PAXG is a digital token form of gold issued by PAXOS. Each PAXG token is backed by an ounce of allocated (physical) gold. Plus, you can hold PAXG on Celsius and earn 5.5% annual yield. So with PAXG you are allocated to physical gold, you get a nice yield so your holdings compound over time, and you don’t pay any insurance or storage costs. This makes holding gold much more appealing.

Stablecoins

Instead of cash, I hold stablecoins, which are digital tokens pegged to the USD (and other fiat currencies). Examples of stablecoins are USD Coin (USDC), Geimini UDS (GUSD), and Tether (USDT). You can earn yield on your stablecoins. For example you can earn around 8.5% from Gemini, BlockFi and Celsius, as well as many others I didn’t mention. Terra has an algo stablecoin called UST that you can earning almost 20% yield using the Anchor protocol. There are other DeFi ways to earning even more, many of which I have posted about before.

Of course there are some risks involved and stablecoins are not FDIC insured, but these are the choices we are forced to make thanks to financial repression. Banks don’t pay 6% on savings accounts like they used to.

Digital Assets

I have replaced long-term bonds with digital assets. This is by far the most controversial change to the permanent portfolio. Digital asset could not be more different from long-term bonds, but in my opinion government bonds are un-investable at the current yields. Also, I don’t believe that yields can go up very much given how high the debt level is, so I don’t have much interest in bonds.

Digital assets are the future. Some day all the stocks you buy will be tokenized, your house may even be tokenized and your proof of ownership will be recorded on th blockchain, so you might as well start buying some digital assets now. Again, you can make this as complicated or as easy as you would like. You can buy Bitcoin and call it a day. Or you can buy Bitcoin and Ethereum and that will probably be just fine. I like to dabble in smaller tokens as well, but the choice is yours.
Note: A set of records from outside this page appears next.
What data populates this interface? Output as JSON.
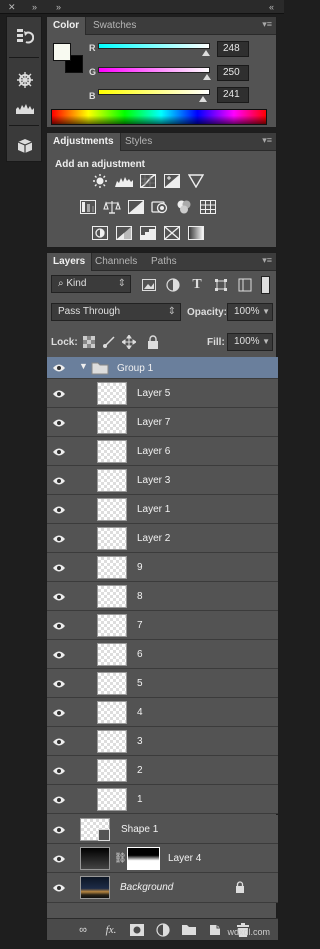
{
  "color_panel": {
    "tabs": [
      "Color",
      "Swatches"
    ],
    "foreground": "#f8faf1",
    "background": "#000000",
    "channels": [
      {
        "label": "R",
        "value": "248",
        "level": 0.973
      },
      {
        "label": "G",
        "value": "250",
        "level": 0.98
      },
      {
        "label": "B",
        "value": "241",
        "level": 0.945
      }
    ]
  },
  "adjustments_panel": {
    "tabs": [
      "Adjustments",
      "Styles"
    ],
    "title": "Add an adjustment",
    "icons": [
      [
        "brightness-contrast-icon",
        "levels-icon",
        "curves-icon",
        "exposure-icon",
        "vibrance-icon"
      ],
      [
        "hue-saturation-icon",
        "color-balance-icon",
        "black-white-icon",
        "photo-filter-icon",
        "channel-mixer-icon",
        "color-lookup-icon"
      ],
      [
        "invert-icon",
        "posterize-icon",
        "threshold-icon",
        "selective-color-icon",
        "gradient-map-icon"
      ]
    ]
  },
  "layers_panel": {
    "tabs": [
      "Layers",
      "Channels",
      "Paths"
    ],
    "filter_kind": "Kind",
    "blend_mode": "Pass Through",
    "opacity_label": "Opacity:",
    "opacity": "100%",
    "lock_label": "Lock:",
    "fill_label": "Fill:",
    "fill": "100%",
    "group_name": "Group 1",
    "layers": [
      "Layer 5",
      "Layer 7",
      "Layer 6",
      "Layer 3",
      "Layer 1",
      "Layer 2",
      "9",
      "8",
      "7",
      "6",
      "5",
      "4",
      "3",
      "2",
      "1"
    ],
    "shape_layer": "Shape 1",
    "mask_layer": "Layer 4",
    "background_layer": "Background"
  },
  "watermark": "wdxdl.com"
}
Stocks

This one is probably the easiest and least controversial. Most people have come to realize that stocks are one of the best ways to achieve long-term capital appreciation. Harry Browne used the total US stock market, but you could just as easily use the S&P 500 and choose some inexpensive ETF. If you are more aggressive you could use the Nasdaq composite. Or you could diversify and add some emerging market exposure. The idea is simple, but you can, and probably should, add some complexity to it by being more diversified.

The weighting of 20% is probably too low, but keeping with the theme of being super simple I have kept it that way. Normally I would probably suggest 40% stocks by reducing the other categories slightly, but that would take away from the simplicity. Besides, by all traditional measures, the US stock market is overvalued at this time, so it may be safer to keep it at 20%.

Conclusion

I don’t think the Permanent Portfolio Redux is perfect, but I do think it is a good start and a good framework about thinking about your own portfolio. Feel free to move the allocation around to suite your risk tolerance. This is not financial advice and my allocation is not exactly in line with these weights, but I do use it as a frame of reference.

Disclaimer

These posts are for informational and educational purposes only and should not be construed as investment advice or a recommendation to buy or sell any tokens. In this series I am just outlining what I am doing to learn more about the crypto space. Just because I am comfortable doing this, that does not necessarily mean these activities are suitable for you. I have not received any compensation from any of the products or services mentioned herein. Please do your own research and stay skeptical. These markets are not normal.